Kerrie at Mysteries in Paradise, thank you for talking about Peter Temple.  I read The Broken Shore last week, and it was amazing.  I ran out and bought the sequel, The Truth, halfway through reading The Broken Shore.  I also have to thank you for talking about The Skeleton Hill by Peter Lovesey last year, because of that post I have started reading the Peter Diamond series from the beginning.  I really enjoy this series.
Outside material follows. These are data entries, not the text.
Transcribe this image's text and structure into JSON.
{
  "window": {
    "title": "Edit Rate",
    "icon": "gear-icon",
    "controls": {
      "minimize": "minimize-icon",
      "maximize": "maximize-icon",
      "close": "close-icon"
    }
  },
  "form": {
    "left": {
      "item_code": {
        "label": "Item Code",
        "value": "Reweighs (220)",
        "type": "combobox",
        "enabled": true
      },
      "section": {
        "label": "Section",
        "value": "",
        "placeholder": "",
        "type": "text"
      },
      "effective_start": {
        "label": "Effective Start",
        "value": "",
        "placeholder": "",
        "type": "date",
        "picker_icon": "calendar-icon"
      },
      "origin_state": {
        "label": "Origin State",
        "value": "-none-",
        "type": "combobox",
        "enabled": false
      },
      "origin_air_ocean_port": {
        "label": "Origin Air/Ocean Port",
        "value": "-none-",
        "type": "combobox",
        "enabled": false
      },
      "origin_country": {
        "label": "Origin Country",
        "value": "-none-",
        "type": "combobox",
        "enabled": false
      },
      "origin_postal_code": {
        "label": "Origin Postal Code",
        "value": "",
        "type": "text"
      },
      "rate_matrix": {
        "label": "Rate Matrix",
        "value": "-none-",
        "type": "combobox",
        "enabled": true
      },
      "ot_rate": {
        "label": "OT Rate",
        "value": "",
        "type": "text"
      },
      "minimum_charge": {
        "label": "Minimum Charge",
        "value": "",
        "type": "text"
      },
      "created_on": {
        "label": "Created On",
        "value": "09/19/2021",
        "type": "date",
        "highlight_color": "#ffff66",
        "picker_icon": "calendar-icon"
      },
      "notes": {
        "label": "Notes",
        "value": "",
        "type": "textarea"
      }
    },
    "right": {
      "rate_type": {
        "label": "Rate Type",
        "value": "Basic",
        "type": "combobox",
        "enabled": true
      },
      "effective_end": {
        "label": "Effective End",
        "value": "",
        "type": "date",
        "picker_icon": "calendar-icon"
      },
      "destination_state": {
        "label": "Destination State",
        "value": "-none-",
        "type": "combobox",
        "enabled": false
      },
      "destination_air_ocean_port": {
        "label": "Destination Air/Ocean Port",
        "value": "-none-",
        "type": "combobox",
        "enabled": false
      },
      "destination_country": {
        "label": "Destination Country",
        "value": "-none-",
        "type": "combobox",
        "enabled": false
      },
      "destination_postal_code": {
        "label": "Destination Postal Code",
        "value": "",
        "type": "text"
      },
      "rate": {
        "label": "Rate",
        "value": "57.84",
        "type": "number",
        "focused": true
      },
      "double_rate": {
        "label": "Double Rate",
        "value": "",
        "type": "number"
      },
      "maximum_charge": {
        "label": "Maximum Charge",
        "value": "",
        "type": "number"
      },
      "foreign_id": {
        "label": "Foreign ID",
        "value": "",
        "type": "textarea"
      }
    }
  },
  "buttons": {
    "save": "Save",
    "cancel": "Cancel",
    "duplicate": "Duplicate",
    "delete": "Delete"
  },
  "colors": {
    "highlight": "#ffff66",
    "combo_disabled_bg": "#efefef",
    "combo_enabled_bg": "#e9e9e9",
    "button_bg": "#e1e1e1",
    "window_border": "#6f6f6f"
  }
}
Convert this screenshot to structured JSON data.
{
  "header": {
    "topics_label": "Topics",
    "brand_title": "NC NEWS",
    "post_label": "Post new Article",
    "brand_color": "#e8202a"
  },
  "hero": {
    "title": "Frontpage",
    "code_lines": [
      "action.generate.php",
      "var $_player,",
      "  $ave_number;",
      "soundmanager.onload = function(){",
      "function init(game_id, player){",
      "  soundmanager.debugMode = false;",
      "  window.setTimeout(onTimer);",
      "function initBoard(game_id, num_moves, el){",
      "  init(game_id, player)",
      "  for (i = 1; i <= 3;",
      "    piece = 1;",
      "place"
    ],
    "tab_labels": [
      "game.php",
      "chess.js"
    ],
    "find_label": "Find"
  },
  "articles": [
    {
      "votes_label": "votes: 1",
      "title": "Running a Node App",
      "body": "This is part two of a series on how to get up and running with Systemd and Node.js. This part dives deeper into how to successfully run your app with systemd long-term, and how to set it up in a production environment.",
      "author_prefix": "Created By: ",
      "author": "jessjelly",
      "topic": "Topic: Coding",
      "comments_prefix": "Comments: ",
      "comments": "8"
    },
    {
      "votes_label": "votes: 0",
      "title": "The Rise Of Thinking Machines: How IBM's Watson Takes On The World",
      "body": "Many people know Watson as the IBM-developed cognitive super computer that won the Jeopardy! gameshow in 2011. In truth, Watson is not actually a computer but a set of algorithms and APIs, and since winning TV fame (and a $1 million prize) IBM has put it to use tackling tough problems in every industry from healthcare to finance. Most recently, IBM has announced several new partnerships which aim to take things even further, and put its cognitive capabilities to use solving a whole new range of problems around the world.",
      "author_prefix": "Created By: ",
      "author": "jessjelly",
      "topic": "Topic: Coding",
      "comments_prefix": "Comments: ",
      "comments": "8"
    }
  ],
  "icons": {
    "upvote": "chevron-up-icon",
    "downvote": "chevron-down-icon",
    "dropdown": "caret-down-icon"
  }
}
I just bought Skeleton Hill, which I think I will have to read out of sequence since I can only get two books in the middle from the library. 

I will be reviewing these and others read over the past 7 weeks of silence from me. Someone read Persepolis by Marjane Satrapi  - Nymeth? why do I think it's you? here, or Bybee, here, or Chris, here -  in the past year or so ****2008!  three years ago!  See?  mention books, and sooner or later we find them..... and maybe all of you convinced me I could try it, and I finally did during this month of awesome books I read.  It was.  Awesome.  It made me cry, and laugh, and look at my Turkish and Iranian neighbors in a new light.  A Companion To Wolves (amazing! brilliant! and I've felt like a wolf ever since), The Janus Stone (creepy, why does Ruth keep going to the site at dusk and putting herself in danger?  love that she's unwed and pregnant), and so many others.

I'm not quite at my count for 50 books half-way through this year, but I'm close - at 45, and trying to convince myself I can read a book a day over the next week so I can catch up.  I am going to get to 100 books this year!

Here's hoping that all of your springs has been good to you.  I will be coming to visit many of you over the next few weeks to catch up, and say hi.  It's good to be back, and talking with you about books.